In 2014, Canada’s patent law was amended to comply with Canada’s obligation under the Patent Law Treaty (PLT), but implementation required amending the Patent Rules. The Patent Rules have now been finalized, and amendments to both the Patent Act and Rules will come into force on October 30, 2019 (CIF).
As mentioned in our previous two articles1, this series of articles will cover the most significant amendments that affect users of the system, and in the transition to the new regime, will discuss options available to applicants.
New Mechanism to Withdraw Notice of Allowance

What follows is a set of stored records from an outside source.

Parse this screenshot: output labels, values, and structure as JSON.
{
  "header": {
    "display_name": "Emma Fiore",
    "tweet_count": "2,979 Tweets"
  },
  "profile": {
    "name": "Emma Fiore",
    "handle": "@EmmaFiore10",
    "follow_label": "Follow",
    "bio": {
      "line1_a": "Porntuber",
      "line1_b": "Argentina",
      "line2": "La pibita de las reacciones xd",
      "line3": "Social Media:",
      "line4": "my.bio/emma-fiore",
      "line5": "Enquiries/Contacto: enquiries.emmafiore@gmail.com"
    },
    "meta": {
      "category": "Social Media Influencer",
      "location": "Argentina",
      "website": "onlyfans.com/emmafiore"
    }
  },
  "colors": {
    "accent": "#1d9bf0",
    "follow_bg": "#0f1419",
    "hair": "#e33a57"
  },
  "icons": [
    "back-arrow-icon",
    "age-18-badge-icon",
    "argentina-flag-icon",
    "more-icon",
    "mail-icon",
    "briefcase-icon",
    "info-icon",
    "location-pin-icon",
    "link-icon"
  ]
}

One change expected to be welcomed by applicants is a new mechanism for amendment after a notice of allowance is sent. Under the current regime, after a notice of allowance has been mailed and prior to the payment of the final fee, the only means for making substantive amendments is to allow the application to go abandoned by not paying the final fee. Such applications can then be reinstated within 12 months by submitting a request for reinstatement along with the final fee and a reinstatement fee. Any type of voluntary amendment ordinarily allowable under Canadian patent practice may be entered at this point and the application will be subject to further examination.
All requests for reinstatement under the current regime are as of right. In light of this, and because there is no other option, Canadian patent practitioners generally feel there is low risk involved in using this approach to make substantive amendments after allowance. However, we appreciate the aversion applicants and foreign agents may have towards intentionally abandoning an application that they wish to issue as a patent!
Thankfully, for notices of allowance that are issued on or after CIF, it will be possible to request a notice of allowance be withdrawn. The application will then be subject to further examination where amendments can be introduced. This request must be made within four months of the notice of allowance being sent and prior to paying the final fee. The government fee of $400 CAD for the request appears quite reasonable in that it is only slightly higher than the government fees for the current mechanism (fees for reinstating an application would be $200 CAD) and does not require abandoning the application. Another advantage is that, unlike abandoning an application, requesting the withdrawal of a notice of allowance will not result in a loss of special order status.
To save costs and expedite prosecution, it remains preferable to make all substantive amendments prior to the application being allowed. Such amendments can be made in a response to an Office Action or in a separate voluntary amendment. However, the new procedure for withdrawing a notice of allowance adds a convenient and time-saving option where amendments are desired after an application has been allowed.